“I have an office, but my job doesn’t allow me to sit in it that much,” says Darnell T. Logan, ’02. “My day is always full, and I put tons of miles on my car.”
Logan is the coordinator of psychological services for Atlanta Public Schools, a system with roughly 100 schools and 50,000 students. He supervises all 22 of the district’s school psychologists and 16 student advocates. In addition, he is the district coordinator of positive behavior and intervention support (PBIS). Every day he is involved in meetings, crisis interventions, consultations, and addressing district-level disciplinary concerns.
One morning in late September, for example, Logan conducted a clinical interview with a parent, then held a consultation with a principal at another location about services for a student with a disability.
“What’s most rewarding is when I feel I’ve helped a family,” says Logan. “’Central office coming to meet with us’ is still considered unusual.”
The most challenging aspect of his job is having to work reactively so often, he says. He provides monthly staff development for his team, but he always aspires to do more to support those he supervises as they work tirelessly supporting students.
The education path
At St. Paul Central High School, Logan didn’t foresee the career he has today. He was popular and involved in school activities, and he didn’t hold back from leadership or public speaking, but he says he didn’t have a particular focus. He thought he might go into business or teaching. At the University, he earned a bachelor’s degree that combined African American studies, sociology, and youth studies.
“I took the education path because I like to work with kids,” he says. After graduation, Logan was hired at the University’s Institute on Community Integration in Pattee Hall, working with Check & Connect in Minneapolis Public Schools.
Check & Connect is a research-based intervention to increase student engagement at school and with learning. It is designed to help at-risk students by building relationships and social and academic competence. Its goal is to help students complete school.

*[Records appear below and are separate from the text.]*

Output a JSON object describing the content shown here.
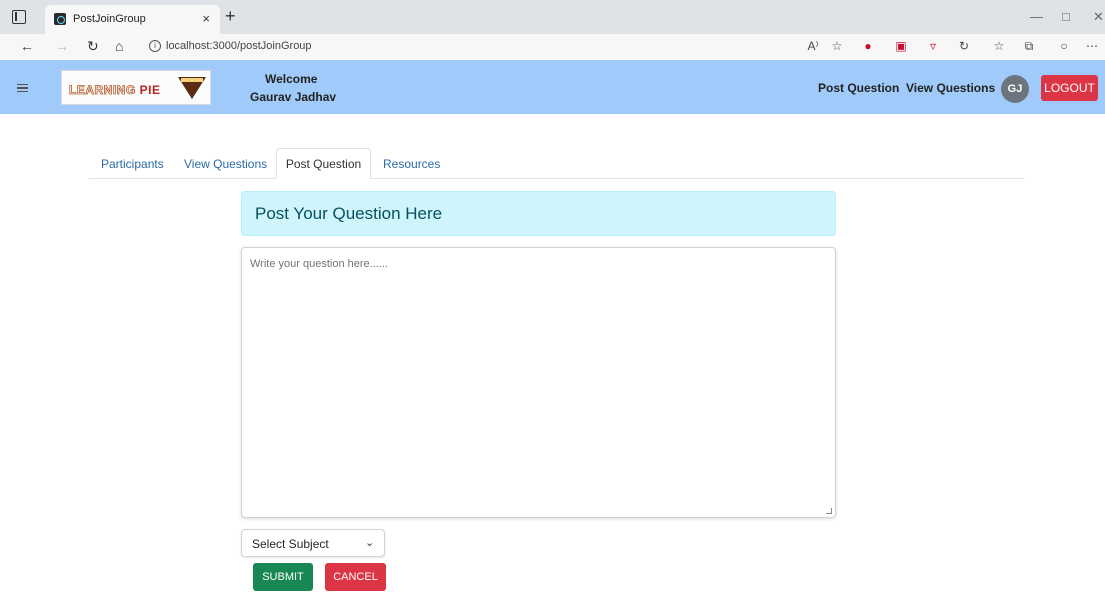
{
  "browser": {
    "tab_title": "PostJoinGroup",
    "tab_close": "×",
    "new_tab": "+",
    "url": "localhost:3000/postJoinGroup",
    "toolbar_icons": [
      "A⁾",
      "☆",
      "●",
      "▣",
      "▿",
      "↻",
      "☆",
      "⧉",
      "○",
      "⋯"
    ]
  },
  "navbar": {
    "brand_learning": "LEARNING",
    "brand_pie": "PIE",
    "welcome": "Welcome",
    "user_name": "Gaurav Jadhav",
    "links": [
      "Post Question",
      "View Questions"
    ],
    "avatar_initials": "GJ",
    "logout_label": "LOGOUT",
    "colors": {
      "bar": "#9fcaf9",
      "logout": "#dc3545",
      "avatar": "#6c757d"
    }
  },
  "tabs": {
    "items": [
      "Participants",
      "View Questions",
      "Post Question",
      "Resources"
    ],
    "active": "Post Question"
  },
  "form": {
    "heading": "Post Your Question Here",
    "question_placeholder": "Write your question here......",
    "subject_select": "Select Subject",
    "submit_label": "SUBMIT",
    "cancel_label": "CANCEL",
    "colors": {
      "submit": "#198754",
      "cancel": "#dc3545",
      "alert_bg": "#cff4fc"
    }
  }
}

It was through Check & Connect that Logan met a school psychologist for the first time, Christine Hurley, ’98, and discovered the field. Hurley introduced him to professor Sandy Christenson in the Department of Educational Psychology.
Logan applied to graduate school in educational psychology and began in 1999. He continued to work with Check & Connect and wrote his master’s thesis on one of its components. After completing the specialist certificate in school psychology, Logan moved to Georgia for a job as a school psychologist with the Fulton County Public Schools in 2002. There he served a district of 90,000 students in the first-ring suburbs of Atlanta.
Over the next nine years, Logan worked in up to three schools at a time. He also developed a hobby, moonlighting as a DJ. That started when he got some basic equipment to use for a homecoming pep rally in the cafeteria of a high school where he served.
“It just grew from there,” he laughs. He recently worked an event for the governor of Georgia.
But Logan wasn’t done with school himself. He earned a leadership certificate at the University of West Georgia and his doctorate in executive leadership from Lincoln Memorial University in Tennessee. However, he found that his educational psychology degree from Minnesota was his biggest advantage.
“My knowledge base was leagues above my peers,” he says. “Going into my doctoral program, I was already grounded in the statistics and research methodology. The grad program is strong and really sets you apart. It’s not just ‘Test the kid and place the kid’ but ‘Understand the kid.’”
In 2011, Logan was hired into his current position. And this fall, he was excited to bring Check & Connect to Atlanta Public Schools. The 16 student advocates he now supervises are Check & Connect mentors, joining Logan and his team to help students stay on track to graduate.
Story by Gayla Marty | Photo by Dawn Villella | October 2014